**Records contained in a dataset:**
_ _ _ _ _

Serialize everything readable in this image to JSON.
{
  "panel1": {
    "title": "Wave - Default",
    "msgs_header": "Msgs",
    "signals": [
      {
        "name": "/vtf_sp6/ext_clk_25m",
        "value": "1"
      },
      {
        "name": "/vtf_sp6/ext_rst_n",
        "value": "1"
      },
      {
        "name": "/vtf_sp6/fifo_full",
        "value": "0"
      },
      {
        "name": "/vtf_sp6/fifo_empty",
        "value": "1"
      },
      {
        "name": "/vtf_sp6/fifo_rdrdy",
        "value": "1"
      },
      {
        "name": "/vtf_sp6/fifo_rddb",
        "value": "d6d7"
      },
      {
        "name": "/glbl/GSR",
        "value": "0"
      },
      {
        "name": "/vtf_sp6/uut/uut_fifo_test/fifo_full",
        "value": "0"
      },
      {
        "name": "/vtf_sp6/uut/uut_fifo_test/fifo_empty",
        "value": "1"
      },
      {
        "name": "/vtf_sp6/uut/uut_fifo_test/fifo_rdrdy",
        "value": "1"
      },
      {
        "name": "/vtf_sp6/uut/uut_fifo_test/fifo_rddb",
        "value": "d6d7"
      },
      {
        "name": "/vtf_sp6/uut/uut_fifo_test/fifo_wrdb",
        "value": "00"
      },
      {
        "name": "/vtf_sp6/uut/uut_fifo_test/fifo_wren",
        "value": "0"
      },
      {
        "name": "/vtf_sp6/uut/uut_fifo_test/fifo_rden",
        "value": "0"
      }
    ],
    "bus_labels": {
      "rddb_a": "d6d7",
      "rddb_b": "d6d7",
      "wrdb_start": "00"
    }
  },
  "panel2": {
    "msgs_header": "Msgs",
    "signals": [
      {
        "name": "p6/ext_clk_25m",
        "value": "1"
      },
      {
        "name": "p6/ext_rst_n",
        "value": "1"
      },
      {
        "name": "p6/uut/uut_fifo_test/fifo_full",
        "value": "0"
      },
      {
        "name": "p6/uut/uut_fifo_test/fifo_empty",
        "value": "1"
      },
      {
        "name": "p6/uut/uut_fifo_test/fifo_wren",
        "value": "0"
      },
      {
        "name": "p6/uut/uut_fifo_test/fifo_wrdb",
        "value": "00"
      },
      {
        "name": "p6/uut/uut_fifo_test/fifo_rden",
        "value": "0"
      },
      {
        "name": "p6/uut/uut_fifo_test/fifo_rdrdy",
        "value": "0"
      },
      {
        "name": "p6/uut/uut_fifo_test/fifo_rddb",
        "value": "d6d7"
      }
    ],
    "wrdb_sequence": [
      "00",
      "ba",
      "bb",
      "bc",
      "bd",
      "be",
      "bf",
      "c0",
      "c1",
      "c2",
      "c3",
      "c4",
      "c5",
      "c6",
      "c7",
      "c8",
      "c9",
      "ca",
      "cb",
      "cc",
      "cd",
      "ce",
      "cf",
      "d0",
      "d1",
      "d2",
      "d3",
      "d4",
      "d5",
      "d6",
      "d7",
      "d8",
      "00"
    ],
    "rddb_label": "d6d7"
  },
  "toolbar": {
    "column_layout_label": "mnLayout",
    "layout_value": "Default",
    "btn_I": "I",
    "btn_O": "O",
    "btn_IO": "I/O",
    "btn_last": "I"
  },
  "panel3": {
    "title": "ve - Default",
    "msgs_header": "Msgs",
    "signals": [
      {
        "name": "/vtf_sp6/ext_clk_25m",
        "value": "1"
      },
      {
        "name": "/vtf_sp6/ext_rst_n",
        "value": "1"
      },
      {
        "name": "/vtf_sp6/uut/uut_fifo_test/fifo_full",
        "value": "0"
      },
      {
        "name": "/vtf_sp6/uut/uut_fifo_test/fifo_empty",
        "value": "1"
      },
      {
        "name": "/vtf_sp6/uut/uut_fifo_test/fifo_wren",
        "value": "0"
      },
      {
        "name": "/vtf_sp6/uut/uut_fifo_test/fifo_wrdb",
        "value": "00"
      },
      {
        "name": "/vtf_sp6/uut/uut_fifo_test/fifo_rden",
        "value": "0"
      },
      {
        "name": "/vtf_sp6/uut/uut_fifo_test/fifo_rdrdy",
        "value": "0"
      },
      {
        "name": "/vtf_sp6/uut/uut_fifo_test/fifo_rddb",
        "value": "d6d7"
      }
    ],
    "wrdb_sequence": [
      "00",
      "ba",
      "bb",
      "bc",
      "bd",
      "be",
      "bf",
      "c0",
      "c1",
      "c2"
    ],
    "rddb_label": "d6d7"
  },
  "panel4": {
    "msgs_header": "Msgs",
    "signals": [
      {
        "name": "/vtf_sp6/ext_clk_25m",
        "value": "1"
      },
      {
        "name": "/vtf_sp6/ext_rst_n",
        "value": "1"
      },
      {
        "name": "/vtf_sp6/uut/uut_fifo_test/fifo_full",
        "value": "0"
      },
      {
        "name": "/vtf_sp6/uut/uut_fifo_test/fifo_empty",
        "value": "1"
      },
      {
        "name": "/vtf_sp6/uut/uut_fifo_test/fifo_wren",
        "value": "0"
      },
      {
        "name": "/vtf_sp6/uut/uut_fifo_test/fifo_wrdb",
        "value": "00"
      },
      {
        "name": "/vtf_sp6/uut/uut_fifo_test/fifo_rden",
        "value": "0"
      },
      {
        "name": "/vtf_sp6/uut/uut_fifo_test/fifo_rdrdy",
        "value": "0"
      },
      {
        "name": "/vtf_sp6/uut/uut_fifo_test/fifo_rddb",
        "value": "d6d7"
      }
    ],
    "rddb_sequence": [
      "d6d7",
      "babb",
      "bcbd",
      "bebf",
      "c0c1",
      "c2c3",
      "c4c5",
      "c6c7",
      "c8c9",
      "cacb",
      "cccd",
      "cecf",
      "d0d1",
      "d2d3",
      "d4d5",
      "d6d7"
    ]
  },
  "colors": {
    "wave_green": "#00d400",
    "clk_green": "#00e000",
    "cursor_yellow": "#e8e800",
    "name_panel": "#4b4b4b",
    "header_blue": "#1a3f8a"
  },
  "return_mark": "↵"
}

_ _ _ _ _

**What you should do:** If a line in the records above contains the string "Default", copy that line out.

**Task response:**
    "title": "Wave - Default",
    "layout_value": "Default",
    "title": "ve - Default",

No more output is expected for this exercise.